Evaluation of Enviornmental, Nutritional, and Host Factors in Cats with Hyperthyroidism

Kass P.H.

Conference Proceedings, (1998). American College of Veterinary Internal Medicine:

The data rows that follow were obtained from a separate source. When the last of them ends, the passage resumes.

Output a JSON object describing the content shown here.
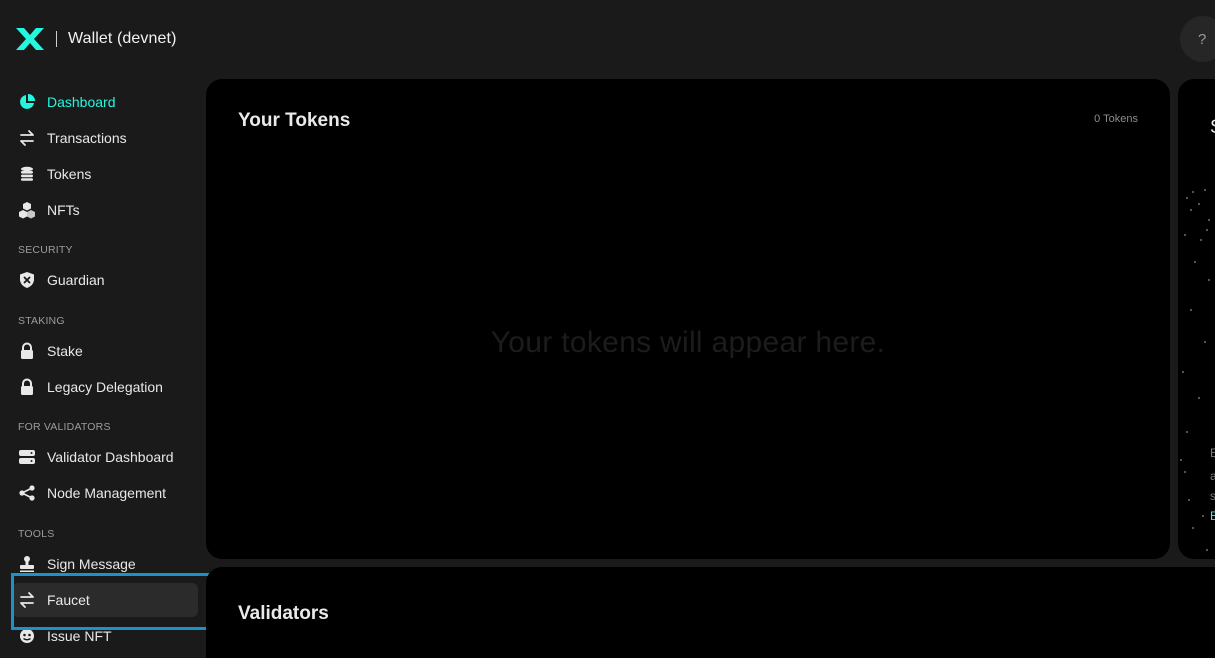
{
  "app": {
    "title": "Wallet (devnet)",
    "help_label": "?"
  },
  "sidebar": {
    "main_items": [
      {
        "label": "Dashboard",
        "icon": "pie-chart-icon",
        "active": true
      },
      {
        "label": "Transactions",
        "icon": "swap-arrows-icon"
      },
      {
        "label": "Tokens",
        "icon": "coins-icon"
      },
      {
        "label": "NFTs",
        "icon": "cubes-icon"
      }
    ],
    "sections": {
      "security": "SECURITY",
      "staking": "STAKING",
      "for_validators": "FOR VALIDATORS",
      "tools": "TOOLS"
    },
    "security_items": [
      {
        "label": "Guardian",
        "icon": "shield-icon"
      }
    ],
    "staking_items": [
      {
        "label": "Stake",
        "icon": "lock-icon"
      },
      {
        "label": "Legacy Delegation",
        "icon": "lock-icon"
      }
    ],
    "validator_items": [
      {
        "label": "Validator Dashboard",
        "icon": "server-icon"
      },
      {
        "label": "Node Management",
        "icon": "share-icon"
      }
    ],
    "tools_items": [
      {
        "label": "Sign Message",
        "icon": "stamp-icon"
      },
      {
        "label": "Faucet",
        "icon": "swap-arrows-icon"
      },
      {
        "label": "Issue NFT",
        "icon": "nft-icon"
      }
    ]
  },
  "tokens_card": {
    "title": "Your Tokens",
    "count": "0 Tokens",
    "empty_message": "Your tokens will appear here."
  },
  "side_card": {
    "title_fragment": "S",
    "text_fragments": [
      "E",
      "a",
      "s"
    ],
    "link_fragment": "E"
  },
  "validators_card": {
    "title": "Validators"
  },
  "colors": {
    "accent": "#23f7dd",
    "background": "#1a1a1a",
    "card": "#000000",
    "focus_outline": "#1b93c9"
  }
}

The pathologic changes associated with hyperthyroidism (ie, adenomatous hyperplasia and adenoma of the thyroid gland) have been well-characterized in cats, but the pathogenesis of these changes remains unclear. In this study, we undertook a case control study to search for potential risk factors for this disease. Owners of 379 hyperthyroid and 351 control cats were questioned about their catsI exposure to  potential risk factors including breed, demographic factors, medical history, indoor environment, chemicals applied to the cat and environment, and diet. The association between these hypothesized risk factors and outcome of disease was evaluated by conditional logistic regression. Two genetically related cat breeds (ie, Siamese and Himalayan) were found to have a diminished risk of developing hyperthyroidism. Cats who used litter had a higher risk of developing hyperthyroidism than those who did not. Compared with cats whose diets excluded canned food, cats who ate commercially-prepared canned food had an approximate 2-fold increase in risk of disease. Use of topical ectoparasite preparations were associated with increased risk of developing hyperthyroidism. When these four variables (ie, breed, use of cat litter, consumption of canned cat food, and use of topical ectoparasite preparations) from the univariate analysis were selected for further study as candidate risk factors and analyzed by mulivariate conditional logistic regression, a persistent protective effect of breed (ie, Siamese or Himalayan) was found. In addition, results suggested a 2- to 3fold increase in risk of developing hyperthyroidism among cats eating a diet composed mostly of canned cat food and a 3-fold increase in risk among those using cat litter. In contrast, the use of commercial flea products was no longer significant. The results of this study indicate that dietary and other potentially important environmental factors (eg, cat litter) may contribute to hyperthyroidism in cats but further investigation is warranted.